Top of DATA UNDER STUDY

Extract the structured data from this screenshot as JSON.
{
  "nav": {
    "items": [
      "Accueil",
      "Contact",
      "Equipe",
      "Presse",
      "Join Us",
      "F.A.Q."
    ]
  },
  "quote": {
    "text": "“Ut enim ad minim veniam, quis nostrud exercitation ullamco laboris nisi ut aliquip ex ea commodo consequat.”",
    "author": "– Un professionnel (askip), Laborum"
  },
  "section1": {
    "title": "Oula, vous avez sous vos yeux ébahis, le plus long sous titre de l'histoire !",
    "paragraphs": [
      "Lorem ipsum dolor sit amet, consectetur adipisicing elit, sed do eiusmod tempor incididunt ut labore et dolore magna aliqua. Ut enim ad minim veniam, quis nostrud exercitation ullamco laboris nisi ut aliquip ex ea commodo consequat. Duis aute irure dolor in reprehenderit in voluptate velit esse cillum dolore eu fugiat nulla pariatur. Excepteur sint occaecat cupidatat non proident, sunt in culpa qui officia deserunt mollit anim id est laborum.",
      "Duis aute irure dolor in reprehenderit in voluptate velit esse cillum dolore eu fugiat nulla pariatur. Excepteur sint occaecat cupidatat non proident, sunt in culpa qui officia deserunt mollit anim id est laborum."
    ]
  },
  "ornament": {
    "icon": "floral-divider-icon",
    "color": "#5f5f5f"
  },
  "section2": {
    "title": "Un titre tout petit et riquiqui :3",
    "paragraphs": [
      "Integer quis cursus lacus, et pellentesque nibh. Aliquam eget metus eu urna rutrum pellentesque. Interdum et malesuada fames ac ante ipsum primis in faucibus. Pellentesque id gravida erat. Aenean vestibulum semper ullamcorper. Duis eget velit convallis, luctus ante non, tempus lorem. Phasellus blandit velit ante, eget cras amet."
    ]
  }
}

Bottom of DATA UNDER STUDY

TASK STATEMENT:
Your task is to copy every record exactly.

ANSWER SPACE:
Extract the structured data from this screenshot as JSON.
{
  "nav": {
    "items": [
      "Accueil",
      "Contact",
      "Equipe",
      "Presse",
      "Join Us",
      "F.A.Q."
    ]
  },
  "quote": {
    "text": "“Ut enim ad minim veniam, quis nostrud exercitation ullamco laboris nisi ut aliquip ex ea commodo consequat.”",
    "author": "– Un professionnel (askip), Laborum"
  },
  "section1": {
    "title": "Oula, vous avez sous vos yeux ébahis, le plus long sous titre de l'histoire !",
    "paragraphs": [
      "Lorem ipsum dolor sit amet, consectetur adipisicing elit, sed do eiusmod tempor incididunt ut labore et dolore magna aliqua. Ut enim ad minim veniam, quis nostrud exercitation ullamco laboris nisi ut aliquip ex ea commodo consequat. Duis aute irure dolor in reprehenderit in voluptate velit esse cillum dolore eu fugiat nulla pariatur. Excepteur sint occaecat cupidatat non proident, sunt in culpa qui officia deserunt mollit anim id est laborum.",
      "Duis aute irure dolor in reprehenderit in voluptate velit esse cillum dolore eu fugiat nulla pariatur. Excepteur sint occaecat cupidatat non proident, sunt in culpa qui officia deserunt mollit anim id est laborum."
    ]
  },
  "ornament": {
    "icon": "floral-divider-icon",
    "color": "#5f5f5f"
  },
  "section2": {
    "title": "Un titre tout petit et riquiqui :3",
    "paragraphs": [
      "Integer quis cursus lacus, et pellentesque nibh. Aliquam eget metus eu urna rutrum pellentesque. Interdum et malesuada fames ac ante ipsum primis in faucibus. Pellentesque id gravida erat. Aenean vestibulum semper ullamcorper. Duis eget velit convallis, luctus ante non, tempus lorem. Phasellus blandit velit ante, eget cras amet."
    ]
  }
}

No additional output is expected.